A home appraisal is a critical step of the mortgage and refinancing process. Lenders depend on professional home appraisals to determine the fair market value of a home and approve a loan. As a buyer or refinancer, a home appraisal will affect the amount you can borrow. It is important for a seller too because it tells them what their home is worth.
Therefore, understanding the home appraisal process can help homebuyers at every step including buying, maintaining, and selling their home. Here is a guide to help you understand this process.
Why Lenders Need a Home Appraisal?
A home appraisal is performed by a certified or licensed appraiser hired by the lender. An appraiser assesses the home’s condition, square footage, location, and features to determine an accurate value of the property to ensure that homeowners are not over-borrowing, and also protect their investment.
The property serves as collateral for the loan. So, if the actual value of the property is less than the sales price and the borrower defaults on the loan lenders will not be able to recoup the loan amount.
How the Home Appraisal Process Works?
The home appraisal takes place when you apply for a home loan or refinance. The lender selects a qualified appraiser familiar with the area and who has no direct or indirect interest in the deal. The appraiser will check the public records to obtain information on similar homes in the neighborhood that have been recently sold to determine the current market trends. Then he will complete a visual inspection of the exterior and the interior of the home to check the amenities, the number of rooms, floor plan functionality, and major upgrades since the last property transaction. He will also check to make sure that there are no concerns that can adversely affect the market value of the property like safety issues.

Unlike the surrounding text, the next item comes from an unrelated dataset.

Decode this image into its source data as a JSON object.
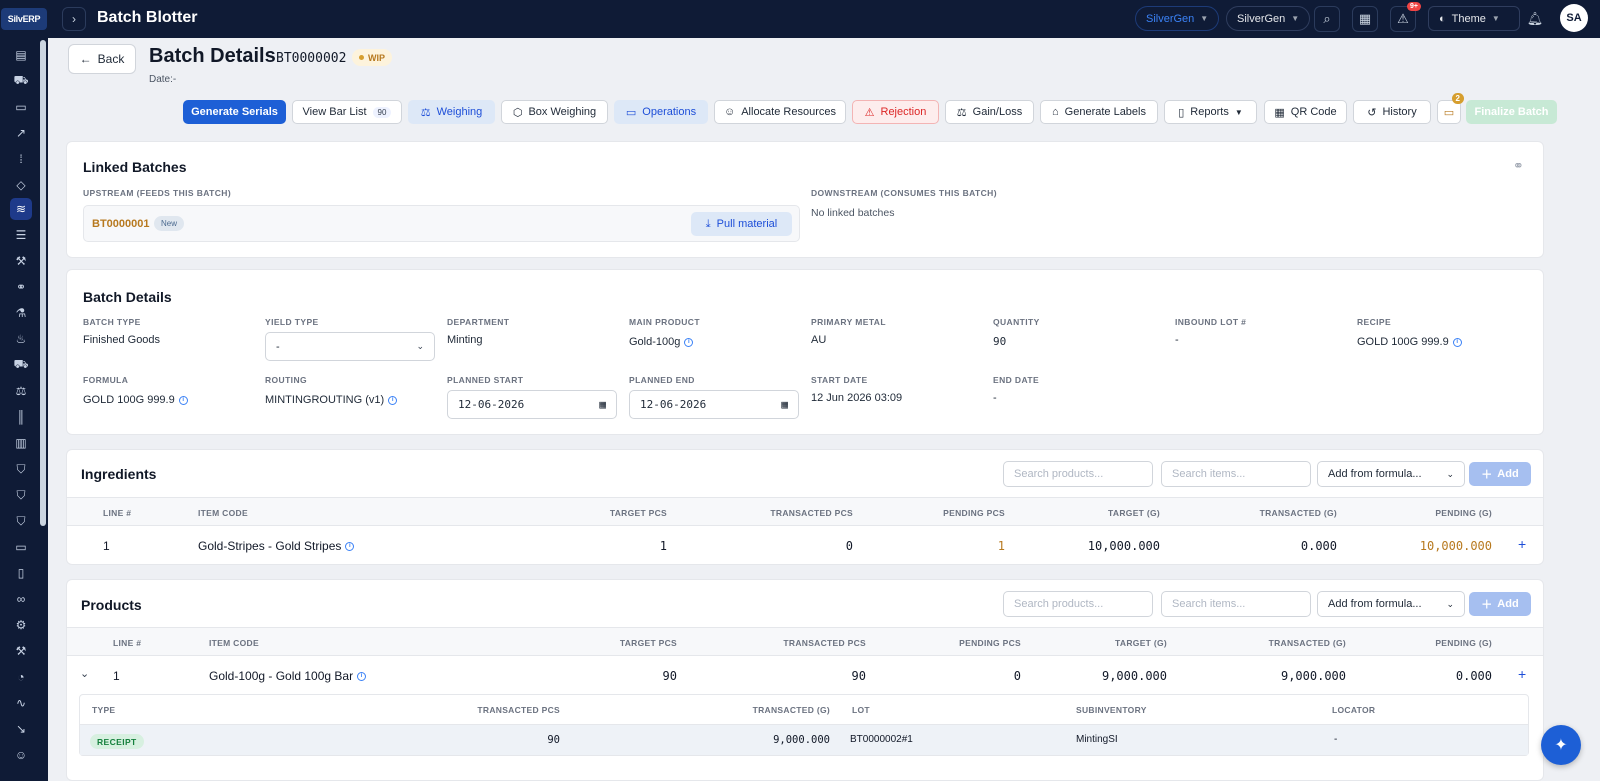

What Will You See In The Final Report Of Value?
Generally, the appraisal report will resemble the Uniform Residential Appraisal report template from Fannie Mae and include:
- Maps, photographs, and sketches of the property that has been appraised.
- Details of the property with a side-by-side comparison of similar properties.
- Characteristics of the property including the size and condition of the house.
- Flagged descriptions about problems like a cracked foundation, wet basements, water penetration through the roof, and windows that need replacement.
- Information of permanent fixings like ceiling fans, lights, and faucets.
- Details of home renovations like bathroom, new flooring, and kitchen updates.
- Other relevant information that determines the property’s market value like market sales records, public land records, and public tax records.
- The contact information including licensing information of the appraiser.
An appraisal helps lenders to determine the loan-to-value ratio of the loan. If the appraiser puts the home equity at less than 20%, then homebuyers and refinancers will have to pay private mortgage insurance(PMI).
Tips on How Home Sellers And Refinancers Can Prepare For A Home Appraisal
If you intend to sell or refinance your home shortly you should be ready for the appraisal process. You have probably done some work to increase the value of your home like updating your kitchen or bathroom. Itemize and document these recent improvements or major changes you have made with the year and cost of each.
Some of the things that you could do to keep your home in top shape are:
- Ensuring that all-important mechanical devices connected with the home are in working order.
- Make sure that there are no more repairs to be done like faulty railings, steps, or water leaks.
- Fix anything that is broken.
- Clean up the roof and if needed replace it with a new one.
- Clean and unclutter your home and yard so that it looks good.
You should highlight any upgrades and positive features of your home to the appraiser.
For more tips check out our blog post “Home Improvement Projects You Should Tackle to Increase The Value Of Your Home”.
Appraisal Tips for Home Buyers
As a buyer, you do not have many options. However, you can prepare yourself before you apply for a mortgage.
- Know what features impact the home value: The appraiser calculates a home value by comparing properties in the neighbourhood that have similar characteristics like the square footage, age, location, utilities, and various upgrades and renovations. The listing agent or your real estate agent can provide you with comparable properties or comps which will help you to know how sellers arrived at an asking price.
- Check the condition of the home to evaluate any damages, wear or tear.
- Talk to your Real Estate Agent: Discuss how to handle a shortfall and how willing you should be to walk away from the deal if it is not right for you.
- Add an Appraisal Contingency when you put up good-will money: Your offer on the home should point this out so that if the appraisal price is low you can withdraw your offer without losing your money.
Though a home appraisal is intended to protect the mortgage lender it can be beneficial to buyers, sellers, and refinancers too. An accurate appraisal can confirm the home’s value and offer information that can guide you through the biggest monetary decision of your life.